Brief: Apart from the images, reproduce every record word for word.
--- Given records Enclosed Below ---
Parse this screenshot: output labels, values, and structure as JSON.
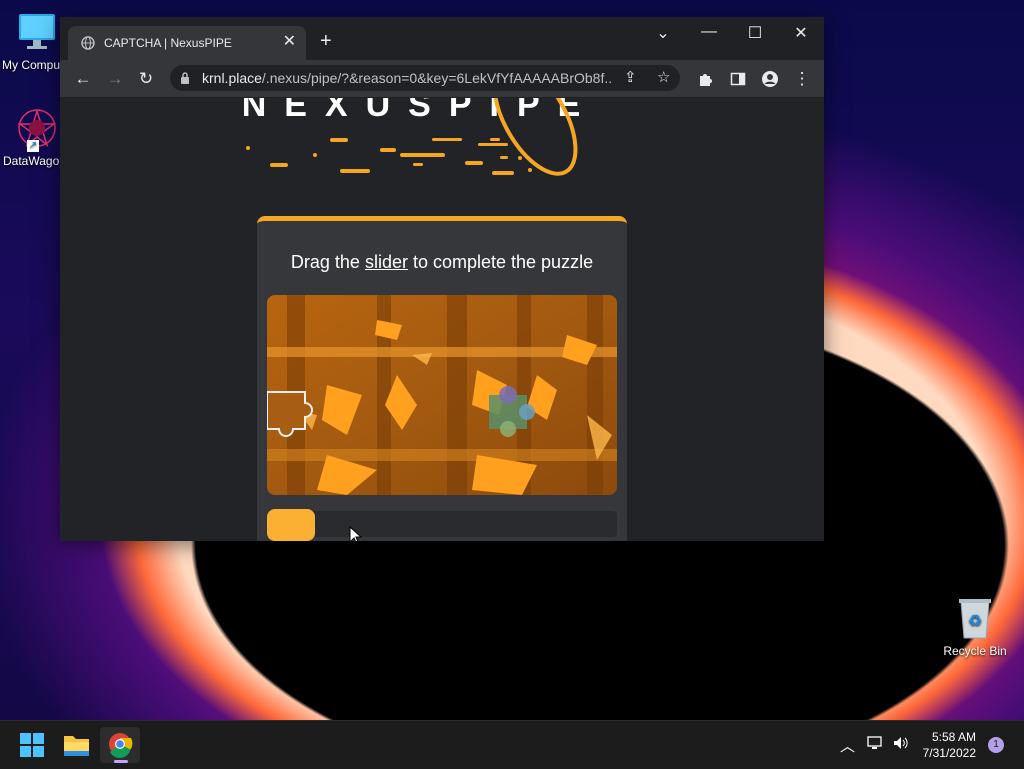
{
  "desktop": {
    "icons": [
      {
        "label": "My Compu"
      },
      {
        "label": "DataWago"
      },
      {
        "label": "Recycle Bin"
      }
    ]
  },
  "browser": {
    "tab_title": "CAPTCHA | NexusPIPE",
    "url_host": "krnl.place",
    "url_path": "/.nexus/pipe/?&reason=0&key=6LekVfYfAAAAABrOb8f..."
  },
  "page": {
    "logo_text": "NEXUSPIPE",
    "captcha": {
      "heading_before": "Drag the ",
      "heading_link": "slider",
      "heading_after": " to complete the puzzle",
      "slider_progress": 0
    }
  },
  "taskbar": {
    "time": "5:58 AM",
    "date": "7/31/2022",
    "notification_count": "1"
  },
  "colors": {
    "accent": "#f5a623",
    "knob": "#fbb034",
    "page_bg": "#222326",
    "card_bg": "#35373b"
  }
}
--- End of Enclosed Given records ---
Answer to this task:
Parse this screenshot: output labels, values, and structure as JSON.
{
  "desktop": {
    "icons": [
      {
        "label": "My Compu"
      },
      {
        "label": "DataWago"
      },
      {
        "label": "Recycle Bin"
      }
    ]
  },
  "browser": {
    "tab_title": "CAPTCHA | NexusPIPE",
    "url_host": "krnl.place",
    "url_path": "/.nexus/pipe/?&reason=0&key=6LekVfYfAAAAABrOb8f..."
  },
  "page": {
    "logo_text": "NEXUSPIPE",
    "captcha": {
      "heading_before": "Drag the ",
      "heading_link": "slider",
      "heading_after": " to complete the puzzle",
      "slider_progress": 0
    }
  },
  "taskbar": {
    "time": "5:58 AM",
    "date": "7/31/2022",
    "notification_count": "1"
  },
  "colors": {
    "accent": "#f5a623",
    "knob": "#fbb034",
    "page_bg": "#222326",
    "card_bg": "#35373b"
  }
}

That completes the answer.